> [WHAT THE TASK REQUIRES]
The required output is every entry below, copied exactly.

__________

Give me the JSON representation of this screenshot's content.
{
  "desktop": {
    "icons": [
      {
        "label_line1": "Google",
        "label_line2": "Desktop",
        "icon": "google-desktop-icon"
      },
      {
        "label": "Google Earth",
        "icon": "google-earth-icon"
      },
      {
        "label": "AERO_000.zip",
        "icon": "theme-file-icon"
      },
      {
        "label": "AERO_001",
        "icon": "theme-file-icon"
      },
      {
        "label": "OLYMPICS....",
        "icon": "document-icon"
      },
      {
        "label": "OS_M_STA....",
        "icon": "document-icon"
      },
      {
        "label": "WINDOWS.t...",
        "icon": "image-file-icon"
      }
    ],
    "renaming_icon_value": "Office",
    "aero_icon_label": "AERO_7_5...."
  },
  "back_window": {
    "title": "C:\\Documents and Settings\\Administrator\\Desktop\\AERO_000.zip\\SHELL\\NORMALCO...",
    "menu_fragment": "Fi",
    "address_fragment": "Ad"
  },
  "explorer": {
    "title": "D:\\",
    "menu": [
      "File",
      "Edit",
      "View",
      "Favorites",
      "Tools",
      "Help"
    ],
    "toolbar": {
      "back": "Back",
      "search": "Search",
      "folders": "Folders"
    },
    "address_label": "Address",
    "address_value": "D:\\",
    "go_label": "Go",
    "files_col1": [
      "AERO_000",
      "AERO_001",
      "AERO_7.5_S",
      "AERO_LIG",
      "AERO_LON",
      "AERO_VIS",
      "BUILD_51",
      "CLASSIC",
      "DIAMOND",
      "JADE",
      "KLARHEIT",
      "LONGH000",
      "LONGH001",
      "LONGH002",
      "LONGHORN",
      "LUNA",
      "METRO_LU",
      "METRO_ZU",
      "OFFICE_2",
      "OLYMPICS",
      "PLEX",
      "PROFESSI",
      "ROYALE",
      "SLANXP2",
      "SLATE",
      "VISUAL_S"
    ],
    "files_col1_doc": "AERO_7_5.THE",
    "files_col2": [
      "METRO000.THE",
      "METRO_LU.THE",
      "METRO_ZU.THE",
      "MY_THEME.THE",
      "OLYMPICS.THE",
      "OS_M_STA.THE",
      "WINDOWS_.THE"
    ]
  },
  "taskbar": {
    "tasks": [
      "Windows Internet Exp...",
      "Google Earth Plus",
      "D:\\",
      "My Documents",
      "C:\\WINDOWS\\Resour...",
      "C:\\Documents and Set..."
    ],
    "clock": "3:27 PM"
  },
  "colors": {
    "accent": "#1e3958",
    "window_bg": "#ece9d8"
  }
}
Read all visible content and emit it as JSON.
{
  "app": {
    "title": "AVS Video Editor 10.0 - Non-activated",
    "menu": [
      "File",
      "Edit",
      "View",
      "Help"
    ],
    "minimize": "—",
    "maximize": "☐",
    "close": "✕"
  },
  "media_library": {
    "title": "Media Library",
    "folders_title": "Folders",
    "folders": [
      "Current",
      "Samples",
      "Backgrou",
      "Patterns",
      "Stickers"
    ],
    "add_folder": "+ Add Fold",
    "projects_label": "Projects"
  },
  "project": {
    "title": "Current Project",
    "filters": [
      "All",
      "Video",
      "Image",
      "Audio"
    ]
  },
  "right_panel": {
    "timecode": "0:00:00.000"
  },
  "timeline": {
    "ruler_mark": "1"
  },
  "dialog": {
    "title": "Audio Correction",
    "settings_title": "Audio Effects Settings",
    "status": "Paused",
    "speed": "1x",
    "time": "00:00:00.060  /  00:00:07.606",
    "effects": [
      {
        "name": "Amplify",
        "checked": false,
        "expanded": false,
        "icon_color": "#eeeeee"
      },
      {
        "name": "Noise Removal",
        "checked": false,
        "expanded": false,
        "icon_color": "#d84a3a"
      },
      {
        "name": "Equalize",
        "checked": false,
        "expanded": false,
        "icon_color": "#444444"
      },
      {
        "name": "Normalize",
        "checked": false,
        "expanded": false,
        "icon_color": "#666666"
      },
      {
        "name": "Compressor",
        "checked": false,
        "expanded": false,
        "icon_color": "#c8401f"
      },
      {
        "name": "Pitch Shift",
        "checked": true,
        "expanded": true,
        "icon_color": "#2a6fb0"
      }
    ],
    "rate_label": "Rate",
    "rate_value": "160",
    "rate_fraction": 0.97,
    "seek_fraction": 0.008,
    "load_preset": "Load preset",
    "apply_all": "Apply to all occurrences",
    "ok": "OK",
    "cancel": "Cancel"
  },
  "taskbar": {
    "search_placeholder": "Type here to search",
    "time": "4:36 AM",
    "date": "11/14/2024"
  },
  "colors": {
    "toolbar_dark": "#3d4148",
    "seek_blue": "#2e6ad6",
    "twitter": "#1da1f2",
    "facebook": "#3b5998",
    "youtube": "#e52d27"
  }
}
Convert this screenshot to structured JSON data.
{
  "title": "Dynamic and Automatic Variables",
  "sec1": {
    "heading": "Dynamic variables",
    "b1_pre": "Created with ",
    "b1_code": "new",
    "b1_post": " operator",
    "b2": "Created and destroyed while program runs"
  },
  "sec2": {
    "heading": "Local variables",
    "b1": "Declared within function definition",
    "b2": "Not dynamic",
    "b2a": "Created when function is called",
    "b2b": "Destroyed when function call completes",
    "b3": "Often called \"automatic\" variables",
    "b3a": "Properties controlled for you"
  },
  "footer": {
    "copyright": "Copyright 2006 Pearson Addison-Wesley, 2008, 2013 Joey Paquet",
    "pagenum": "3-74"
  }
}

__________

> [RESPONSE BELOW]
Give me the JSON representation of this screenshot's content.
{
  "desktop": {
    "icons": [
      {
        "label_line1": "Google",
        "label_line2": "Desktop",
        "icon": "google-desktop-icon"
      },
      {
        "label": "Google Earth",
        "icon": "google-earth-icon"
      },
      {
        "label": "AERO_000.zip",
        "icon": "theme-file-icon"
      },
      {
        "label": "AERO_001",
        "icon": "theme-file-icon"
      },
      {
        "label": "OLYMPICS....",
        "icon": "document-icon"
      },
      {
        "label": "OS_M_STA....",
        "icon": "document-icon"
      },
      {
        "label": "WINDOWS.t...",
        "icon": "image-file-icon"
      }
    ],
    "renaming_icon_value": "Office",
    "aero_icon_label": "AERO_7_5...."
  },
  "back_window": {
    "title": "C:\\Documents and Settings\\Administrator\\Desktop\\AERO_000.zip\\SHELL\\NORMALCO...",
    "menu_fragment": "Fi",
    "address_fragment": "Ad"
  },
  "explorer": {
    "title": "D:\\",
    "menu": [
      "File",
      "Edit",
      "View",
      "Favorites",
      "Tools",
      "Help"
    ],
    "toolbar": {
      "back": "Back",
      "search": "Search",
      "folders": "Folders"
    },
    "address_label": "Address",
    "address_value": "D:\\",
    "go_label": "Go",
    "files_col1": [
      "AERO_000",
      "AERO_001",
      "AERO_7.5_S",
      "AERO_LIG",
      "AERO_LON",
      "AERO_VIS",
      "BUILD_51",
      "CLASSIC",
      "DIAMOND",
      "JADE",
      "KLARHEIT",
      "LONGH000",
      "LONGH001",
      "LONGH002",
      "LONGHORN",
      "LUNA",
      "METRO_LU",
      "METRO_ZU",
      "OFFICE_2",
      "OLYMPICS",
      "PLEX",
      "PROFESSI",
      "ROYALE",
      "SLANXP2",
      "SLATE",
      "VISUAL_S"
    ],
    "files_col1_doc": "AERO_7_5.THE",
    "files_col2": [
      "METRO000.THE",
      "METRO_LU.THE",
      "METRO_ZU.THE",
      "MY_THEME.THE",
      "OLYMPICS.THE",
      "OS_M_STA.THE",
      "WINDOWS_.THE"
    ]
  },
  "taskbar": {
    "tasks": [
      "Windows Internet Exp...",
      "Google Earth Plus",
      "D:\\",
      "My Documents",
      "C:\\WINDOWS\\Resour...",
      "C:\\Documents and Set..."
    ],
    "clock": "3:27 PM"
  },
  "colors": {
    "accent": "#1e3958",
    "window_bg": "#ece9d8"
  }
}
Read all visible content and emit it as JSON.
{
  "app": {
    "title": "AVS Video Editor 10.0 - Non-activated",
    "menu": [
      "File",
      "Edit",
      "View",
      "Help"
    ],
    "minimize": "—",
    "maximize": "☐",
    "close": "✕"
  },
  "media_library": {
    "title": "Media Library",
    "folders_title": "Folders",
    "folders": [
      "Current",
      "Samples",
      "Backgrou",
      "Patterns",
      "Stickers"
    ],
    "add_folder": "+ Add Fold",
    "projects_label": "Projects"
  },
  "project": {
    "title": "Current Project",
    "filters": [
      "All",
      "Video",
      "Image",
      "Audio"
    ]
  },
  "right_panel": {
    "timecode": "0:00:00.000"
  },
  "timeline": {
    "ruler_mark": "1"
  },
  "dialog": {
    "title": "Audio Correction",
    "settings_title": "Audio Effects Settings",
    "status": "Paused",
    "speed": "1x",
    "time": "00:00:00.060  /  00:00:07.606",
    "effects": [
      {
        "name": "Amplify",
        "checked": false,
        "expanded": false,
        "icon_color": "#eeeeee"
      },
      {
        "name": "Noise Removal",
        "checked": false,
        "expanded": false,
        "icon_color": "#d84a3a"
      },
      {
        "name": "Equalize",
        "checked": false,
        "expanded": false,
        "icon_color": "#444444"
      },
      {
        "name": "Normalize",
        "checked": false,
        "expanded": false,
        "icon_color": "#666666"
      },
      {
        "name": "Compressor",
        "checked": false,
        "expanded": false,
        "icon_color": "#c8401f"
      },
      {
        "name": "Pitch Shift",
        "checked": true,
        "expanded": true,
        "icon_color": "#2a6fb0"
      }
    ],
    "rate_label": "Rate",
    "rate_value": "160",
    "rate_fraction": 0.97,
    "seek_fraction": 0.008,
    "load_preset": "Load preset",
    "apply_all": "Apply to all occurrences",
    "ok": "OK",
    "cancel": "Cancel"
  },
  "taskbar": {
    "search_placeholder": "Type here to search",
    "time": "4:36 AM",
    "date": "11/14/2024"
  },
  "colors": {
    "toolbar_dark": "#3d4148",
    "seek_blue": "#2e6ad6",
    "twitter": "#1da1f2",
    "facebook": "#3b5998",
    "youtube": "#e52d27"
  }
}
Convert this screenshot to structured JSON data.
{
  "title": "Dynamic and Automatic Variables",
  "sec1": {
    "heading": "Dynamic variables",
    "b1_pre": "Created with ",
    "b1_code": "new",
    "b1_post": " operator",
    "b2": "Created and destroyed while program runs"
  },
  "sec2": {
    "heading": "Local variables",
    "b1": "Declared within function definition",
    "b2": "Not dynamic",
    "b2a": "Created when function is called",
    "b2b": "Destroyed when function call completes",
    "b3": "Often called \"automatic\" variables",
    "b3a": "Properties controlled for you"
  },
  "footer": {
    "copyright": "Copyright 2006 Pearson Addison-Wesley, 2008, 2013 Joey Paquet",
    "pagenum": "3-74"
  }
}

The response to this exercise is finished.